Items from an interface collection
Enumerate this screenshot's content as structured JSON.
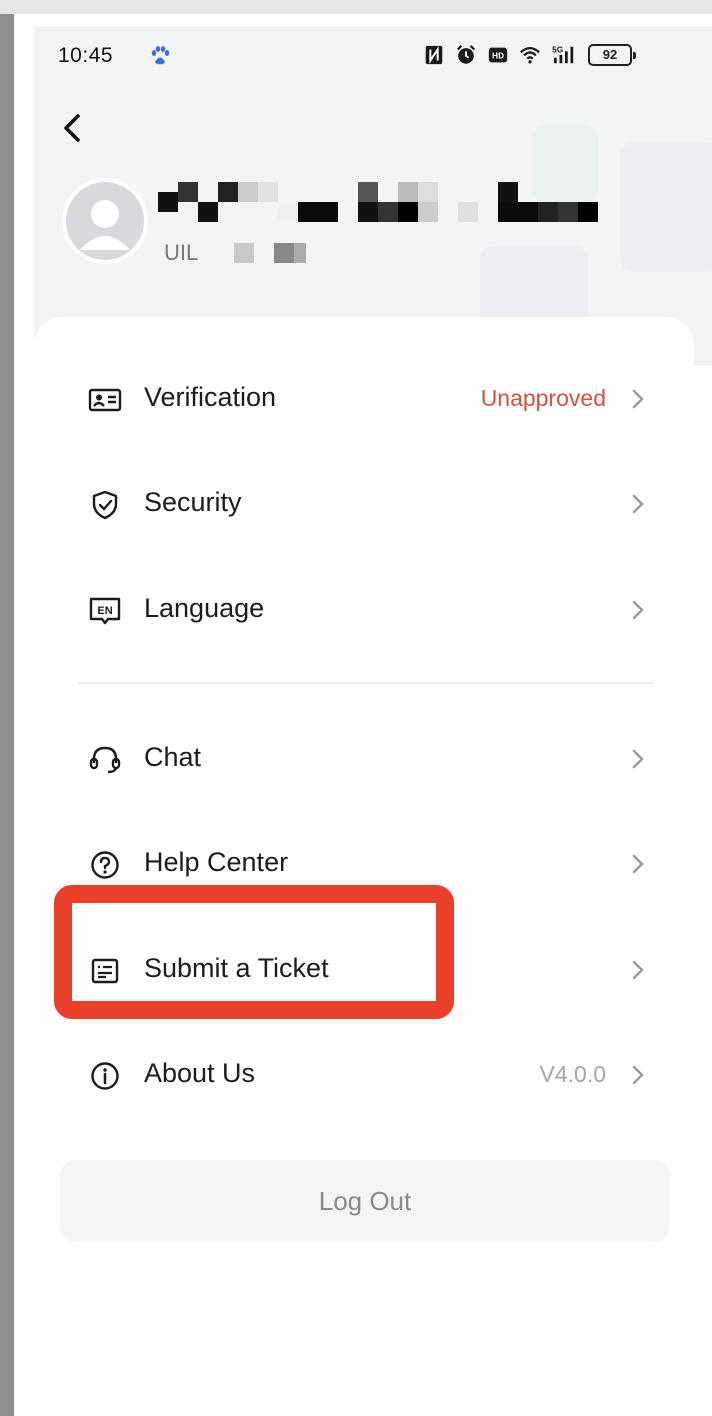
{
  "status_bar": {
    "time": "10:45",
    "battery": "92",
    "icons": [
      "baidu-paw-icon",
      "nfc-icon",
      "alarm-icon",
      "hd-icon",
      "wifi-icon",
      "5g-signal-icon",
      "battery-icon"
    ]
  },
  "header": {
    "back_icon": "chevron-left-icon"
  },
  "profile": {
    "uid_label": "UIL"
  },
  "menu": {
    "items": [
      {
        "label": "Verification",
        "value": "Unapproved",
        "icon": "id-card-icon"
      },
      {
        "label": "Security",
        "value": "",
        "icon": "shield-check-icon"
      },
      {
        "label": "Language",
        "value": "",
        "icon": "en-language-icon"
      },
      {
        "label": "Chat",
        "value": "",
        "icon": "headset-icon"
      },
      {
        "label": "Help Center",
        "value": "",
        "icon": "question-circle-icon"
      },
      {
        "label": "Submit a Ticket",
        "value": "",
        "icon": "ticket-icon"
      },
      {
        "label": "About Us",
        "value": "V4.0.0",
        "icon": "info-circle-icon"
      }
    ]
  },
  "logout_label": "Log Out",
  "colors": {
    "warning": "#d4523a",
    "highlight": "#e8402a",
    "header_bg": "#f3f4f6"
  }
}
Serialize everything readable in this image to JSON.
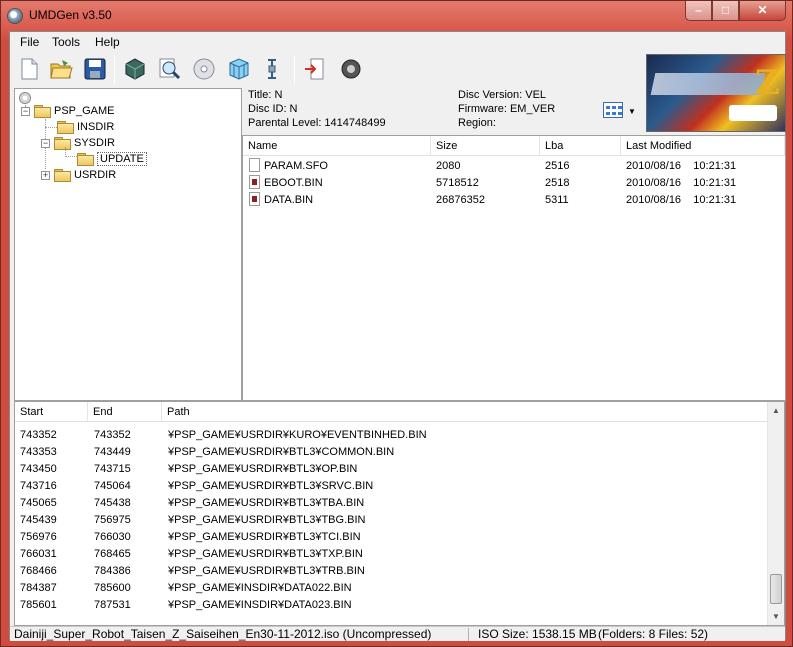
{
  "window": {
    "title": "UMDGen v3.50"
  },
  "menu": [
    "File",
    "Tools",
    "Help"
  ],
  "toolbar_icons": [
    "new-icon",
    "open-icon",
    "save-icon",
    "cube-icon",
    "magnifier-icon",
    "disc-icon",
    "grid-box-icon",
    "link-icon",
    "page-arrow-icon",
    "speaker-icon"
  ],
  "tree": {
    "root": "PSP_GAME",
    "children": [
      "INSDIR",
      "SYSDIR",
      "UPDATE",
      "USRDIR"
    ]
  },
  "info": {
    "title": "Title: N",
    "disc_id": "Disc ID: N",
    "parental_level": "Parental Level:  1414748499",
    "disc_version": "Disc Version: VEL",
    "firmware": "Firmware: EM_VER",
    "region": "Region:"
  },
  "files": {
    "columns": [
      "Name",
      "Size",
      "Lba",
      "Last Modified"
    ],
    "rows": [
      {
        "name": "PARAM.SFO",
        "size": "2080",
        "lba": "2516",
        "modified": "2010/08/16    10:21:31",
        "kind": "doc"
      },
      {
        "name": "EBOOT.BIN",
        "size": "5718512",
        "lba": "2518",
        "modified": "2010/08/16    10:21:31",
        "kind": "bin"
      },
      {
        "name": "DATA.BIN",
        "size": "26876352",
        "lba": "5311",
        "modified": "2010/08/16    10:21:31",
        "kind": "bin"
      }
    ]
  },
  "log": {
    "columns": [
      "Start",
      "End",
      "Path"
    ],
    "rows": [
      [
        "743352",
        "743352",
        "¥PSP_GAME¥USRDIR¥KURO¥EVENTBINHED.BIN"
      ],
      [
        "743353",
        "743449",
        "¥PSP_GAME¥USRDIR¥BTL3¥COMMON.BIN"
      ],
      [
        "743450",
        "743715",
        "¥PSP_GAME¥USRDIR¥BTL3¥OP.BIN"
      ],
      [
        "743716",
        "745064",
        "¥PSP_GAME¥USRDIR¥BTL3¥SRVC.BIN"
      ],
      [
        "745065",
        "745438",
        "¥PSP_GAME¥USRDIR¥BTL3¥TBA.BIN"
      ],
      [
        "745439",
        "756975",
        "¥PSP_GAME¥USRDIR¥BTL3¥TBG.BIN"
      ],
      [
        "756976",
        "766030",
        "¥PSP_GAME¥USRDIR¥BTL3¥TCI.BIN"
      ],
      [
        "766031",
        "768465",
        "¥PSP_GAME¥USRDIR¥BTL3¥TXP.BIN"
      ],
      [
        "768466",
        "784386",
        "¥PSP_GAME¥USRDIR¥BTL3¥TRB.BIN"
      ],
      [
        "784387",
        "785600",
        "¥PSP_GAME¥INSDIR¥DATA022.BIN"
      ],
      [
        "785601",
        "787531",
        "¥PSP_GAME¥INSDIR¥DATA023.BIN"
      ]
    ]
  },
  "status": {
    "file": "Dainiji_Super_Robot_Taisen_Z_Saiseihen_En30-11-2012.iso (Uncompressed)",
    "iso_size": "ISO Size: 1538.15 MB",
    "counts": "(Folders: 8  Files: 52)"
  },
  "colors": {
    "title_bar": "#d9584a",
    "selection": "#3399ff"
  }
}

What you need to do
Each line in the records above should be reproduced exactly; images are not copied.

Output of the task
Enumerate this screenshot's content as structured JSON.
{
  "status_bar": {
    "time": "10:45",
    "battery": "92",
    "icons": [
      "baidu-paw-icon",
      "nfc-icon",
      "alarm-icon",
      "hd-icon",
      "wifi-icon",
      "5g-signal-icon",
      "battery-icon"
    ]
  },
  "header": {
    "back_icon": "chevron-left-icon"
  },
  "profile": {
    "uid_label": "UIL"
  },
  "menu": {
    "items": [
      {
        "label": "Verification",
        "value": "Unapproved",
        "icon": "id-card-icon"
      },
      {
        "label": "Security",
        "value": "",
        "icon": "shield-check-icon"
      },
      {
        "label": "Language",
        "value": "",
        "icon": "en-language-icon"
      },
      {
        "label": "Chat",
        "value": "",
        "icon": "headset-icon"
      },
      {
        "label": "Help Center",
        "value": "",
        "icon": "question-circle-icon"
      },
      {
        "label": "Submit a Ticket",
        "value": "",
        "icon": "ticket-icon"
      },
      {
        "label": "About Us",
        "value": "V4.0.0",
        "icon": "info-circle-icon"
      }
    ]
  },
  "logout_label": "Log Out",
  "colors": {
    "warning": "#d4523a",
    "highlight": "#e8402a",
    "header_bg": "#f3f4f6"
  }
}
Serialize everything readable in this image to JSON.
{
  "window": {
    "title": "UMDGen v3.50"
  },
  "menu": [
    "File",
    "Tools",
    "Help"
  ],
  "toolbar_icons": [
    "new-icon",
    "open-icon",
    "save-icon",
    "cube-icon",
    "magnifier-icon",
    "disc-icon",
    "grid-box-icon",
    "link-icon",
    "page-arrow-icon",
    "speaker-icon"
  ],
  "tree": {
    "root": "PSP_GAME",
    "children": [
      "INSDIR",
      "SYSDIR",
      "UPDATE",
      "USRDIR"
    ]
  },
  "info": {
    "title": "Title: N",
    "disc_id": "Disc ID: N",
    "parental_level": "Parental Level:  1414748499",
    "disc_version": "Disc Version: VEL",
    "firmware": "Firmware: EM_VER",
    "region": "Region:"
  },
  "files": {
    "columns": [
      "Name",
      "Size",
      "Lba",
      "Last Modified"
    ],
    "rows": [
      {
        "name": "PARAM.SFO",
        "size": "2080",
        "lba": "2516",
        "modified": "2010/08/16    10:21:31",
        "kind": "doc"
      },
      {
        "name": "EBOOT.BIN",
        "size": "5718512",
        "lba": "2518",
        "modified": "2010/08/16    10:21:31",
        "kind": "bin"
      },
      {
        "name": "DATA.BIN",
        "size": "26876352",
        "lba": "5311",
        "modified": "2010/08/16    10:21:31",
        "kind": "bin"
      }
    ]
  },
  "log": {
    "columns": [
      "Start",
      "End",
      "Path"
    ],
    "rows": [
      [
        "743352",
        "743352",
        "¥PSP_GAME¥USRDIR¥KURO¥EVENTBINHED.BIN"
      ],
      [
        "743353",
        "743449",
        "¥PSP_GAME¥USRDIR¥BTL3¥COMMON.BIN"
      ],
      [
        "743450",
        "743715",
        "¥PSP_GAME¥USRDIR¥BTL3¥OP.BIN"
      ],
      [
        "743716",
        "745064",
        "¥PSP_GAME¥USRDIR¥BTL3¥SRVC.BIN"
      ],
      [
        "745065",
        "745438",
        "¥PSP_GAME¥USRDIR¥BTL3¥TBA.BIN"
      ],
      [
        "745439",
        "756975",
        "¥PSP_GAME¥USRDIR¥BTL3¥TBG.BIN"
      ],
      [
        "756976",
        "766030",
        "¥PSP_GAME¥USRDIR¥BTL3¥TCI.BIN"
      ],
      [
        "766031",
        "768465",
        "¥PSP_GAME¥USRDIR¥BTL3¥TXP.BIN"
      ],
      [
        "768466",
        "784386",
        "¥PSP_GAME¥USRDIR¥BTL3¥TRB.BIN"
      ],
      [
        "784387",
        "785600",
        "¥PSP_GAME¥INSDIR¥DATA022.BIN"
      ],
      [
        "785601",
        "787531",
        "¥PSP_GAME¥INSDIR¥DATA023.BIN"
      ]
    ]
  },
  "status": {
    "file": "Dainiji_Super_Robot_Taisen_Z_Saiseihen_En30-11-2012.iso (Uncompressed)",
    "iso_size": "ISO Size: 1538.15 MB",
    "counts": "(Folders: 8  Files: 52)"
  },
  "colors": {
    "title_bar": "#d9584a",
    "selection": "#3399ff"
  }
}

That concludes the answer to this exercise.